Richard Feynman was fond of giving the following advice on how to be a genius. You have to keep a dozen of your favorite problems constantly present in your mind, although by and large they will lay in a dormant state. Every time you hear or read a new trick or a new result, test it against each of your twelve problems to see whether it helps. Every once in a while there will be a hit, and people will say: “How did he do it? He must be a genius!”

More specifically, use the Feynman Algorithm:

  1. Write the problem down, in an unambiguous way.
    • Often this is just as hard as the next step. Indeed, really, really understanding the problem is sometimes the only hard bit: once you really, really understand the problem, the answer may be obvious. Of course, you don’t have to wait until understanding the problem before moving on to the next step, that way lies AnalysisParalysis, just stick a StakeInTheQuicksand and go for it!
  2. Become convinced it’s important, really important. Think about odd ways to solve it, things you wouldn’t tell other people for fear of being laughed into the next century. Look at simple things, look at really complicated intricate solutions. Then talk to others. Talking to others will allow you to crystallize some of the ideas you have, and produce more ideas for you to think about. Repeat until you have an answer you can write down. If you do this right, immediately before you come up with the answer people will think your almost obsessed with the problem, and the answer to it.

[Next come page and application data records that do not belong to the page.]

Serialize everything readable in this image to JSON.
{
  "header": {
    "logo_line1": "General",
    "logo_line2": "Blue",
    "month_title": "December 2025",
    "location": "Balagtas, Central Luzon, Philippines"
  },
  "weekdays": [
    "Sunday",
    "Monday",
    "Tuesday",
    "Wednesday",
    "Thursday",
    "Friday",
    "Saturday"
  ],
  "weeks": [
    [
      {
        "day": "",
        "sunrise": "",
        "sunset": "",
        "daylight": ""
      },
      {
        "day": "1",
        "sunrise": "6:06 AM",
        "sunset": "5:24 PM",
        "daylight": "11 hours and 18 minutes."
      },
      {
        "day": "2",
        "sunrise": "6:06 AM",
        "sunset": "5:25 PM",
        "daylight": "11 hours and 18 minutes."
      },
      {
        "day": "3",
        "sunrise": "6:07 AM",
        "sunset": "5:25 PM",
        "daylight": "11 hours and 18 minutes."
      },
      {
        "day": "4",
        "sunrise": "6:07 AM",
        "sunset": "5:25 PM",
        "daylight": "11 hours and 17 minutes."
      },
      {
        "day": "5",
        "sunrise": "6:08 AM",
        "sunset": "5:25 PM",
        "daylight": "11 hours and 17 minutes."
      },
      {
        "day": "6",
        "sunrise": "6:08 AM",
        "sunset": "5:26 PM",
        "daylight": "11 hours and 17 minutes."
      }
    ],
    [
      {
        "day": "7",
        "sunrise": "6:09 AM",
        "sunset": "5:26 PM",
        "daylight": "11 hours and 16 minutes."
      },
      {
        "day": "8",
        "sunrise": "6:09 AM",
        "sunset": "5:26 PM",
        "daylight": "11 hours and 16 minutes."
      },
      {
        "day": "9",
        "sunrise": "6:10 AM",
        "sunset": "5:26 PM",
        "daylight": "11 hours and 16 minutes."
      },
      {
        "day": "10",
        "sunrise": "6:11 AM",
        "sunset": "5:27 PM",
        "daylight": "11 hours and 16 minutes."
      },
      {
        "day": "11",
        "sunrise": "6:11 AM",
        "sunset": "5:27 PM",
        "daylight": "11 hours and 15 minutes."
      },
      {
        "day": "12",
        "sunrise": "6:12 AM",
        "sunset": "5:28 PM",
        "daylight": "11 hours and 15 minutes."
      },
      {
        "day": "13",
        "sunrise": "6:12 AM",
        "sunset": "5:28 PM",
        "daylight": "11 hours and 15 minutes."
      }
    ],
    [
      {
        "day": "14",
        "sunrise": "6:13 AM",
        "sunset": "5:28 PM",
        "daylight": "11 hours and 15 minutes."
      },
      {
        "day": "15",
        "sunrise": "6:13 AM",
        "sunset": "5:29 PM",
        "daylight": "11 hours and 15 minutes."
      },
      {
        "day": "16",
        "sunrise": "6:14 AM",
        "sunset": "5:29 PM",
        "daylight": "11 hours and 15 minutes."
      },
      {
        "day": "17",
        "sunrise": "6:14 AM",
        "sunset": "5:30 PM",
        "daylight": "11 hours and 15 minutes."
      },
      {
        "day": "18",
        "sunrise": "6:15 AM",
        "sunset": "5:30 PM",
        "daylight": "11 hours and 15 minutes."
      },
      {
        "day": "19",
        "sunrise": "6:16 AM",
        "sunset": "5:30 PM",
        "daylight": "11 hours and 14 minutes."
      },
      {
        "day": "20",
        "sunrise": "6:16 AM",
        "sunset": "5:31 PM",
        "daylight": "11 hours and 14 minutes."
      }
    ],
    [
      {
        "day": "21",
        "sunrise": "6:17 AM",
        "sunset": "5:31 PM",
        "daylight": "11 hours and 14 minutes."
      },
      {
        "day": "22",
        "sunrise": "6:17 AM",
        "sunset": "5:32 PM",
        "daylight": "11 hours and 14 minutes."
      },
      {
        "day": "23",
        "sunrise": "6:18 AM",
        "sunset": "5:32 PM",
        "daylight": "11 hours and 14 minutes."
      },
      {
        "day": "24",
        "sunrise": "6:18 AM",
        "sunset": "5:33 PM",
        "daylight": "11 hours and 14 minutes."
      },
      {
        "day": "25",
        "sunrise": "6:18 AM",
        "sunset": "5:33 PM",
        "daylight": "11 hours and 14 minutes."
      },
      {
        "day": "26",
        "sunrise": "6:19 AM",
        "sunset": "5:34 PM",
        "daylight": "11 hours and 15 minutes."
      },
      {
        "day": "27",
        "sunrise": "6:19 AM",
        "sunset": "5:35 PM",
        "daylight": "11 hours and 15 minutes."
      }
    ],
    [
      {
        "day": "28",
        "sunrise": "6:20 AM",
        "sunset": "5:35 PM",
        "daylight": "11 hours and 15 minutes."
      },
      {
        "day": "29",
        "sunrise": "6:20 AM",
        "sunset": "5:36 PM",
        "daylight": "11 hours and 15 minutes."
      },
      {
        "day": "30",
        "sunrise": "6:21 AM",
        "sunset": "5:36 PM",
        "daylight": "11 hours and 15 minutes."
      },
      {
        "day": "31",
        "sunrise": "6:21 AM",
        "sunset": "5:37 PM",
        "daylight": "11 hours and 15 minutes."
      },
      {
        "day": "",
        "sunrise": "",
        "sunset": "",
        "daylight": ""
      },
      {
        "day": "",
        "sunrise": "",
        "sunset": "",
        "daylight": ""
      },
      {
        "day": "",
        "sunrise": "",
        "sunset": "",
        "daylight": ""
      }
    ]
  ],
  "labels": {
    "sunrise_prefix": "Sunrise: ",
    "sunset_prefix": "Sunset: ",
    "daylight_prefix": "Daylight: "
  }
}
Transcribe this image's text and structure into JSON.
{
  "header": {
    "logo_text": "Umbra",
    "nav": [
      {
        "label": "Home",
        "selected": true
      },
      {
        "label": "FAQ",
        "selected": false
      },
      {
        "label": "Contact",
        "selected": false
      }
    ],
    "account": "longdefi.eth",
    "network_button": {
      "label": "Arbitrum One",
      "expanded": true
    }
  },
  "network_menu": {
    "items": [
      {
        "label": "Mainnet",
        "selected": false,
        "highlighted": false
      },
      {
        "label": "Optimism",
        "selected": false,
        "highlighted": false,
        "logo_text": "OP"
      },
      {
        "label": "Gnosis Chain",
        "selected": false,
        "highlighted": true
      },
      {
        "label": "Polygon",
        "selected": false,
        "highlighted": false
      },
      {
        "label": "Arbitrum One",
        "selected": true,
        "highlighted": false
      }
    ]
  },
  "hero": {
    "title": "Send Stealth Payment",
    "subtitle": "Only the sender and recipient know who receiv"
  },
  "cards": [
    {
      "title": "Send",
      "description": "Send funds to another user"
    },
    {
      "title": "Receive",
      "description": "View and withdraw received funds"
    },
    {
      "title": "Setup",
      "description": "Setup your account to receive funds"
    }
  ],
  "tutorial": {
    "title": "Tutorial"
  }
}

    • Note: If you don’t have people to talk to, write down some intermediate results or something to make them become real.
    • Some problems don’t have answers, only compromises, or proofs of impossibility. These are also valid answers if you can show that a real answer doesn’t exist.
  3. Write the answer.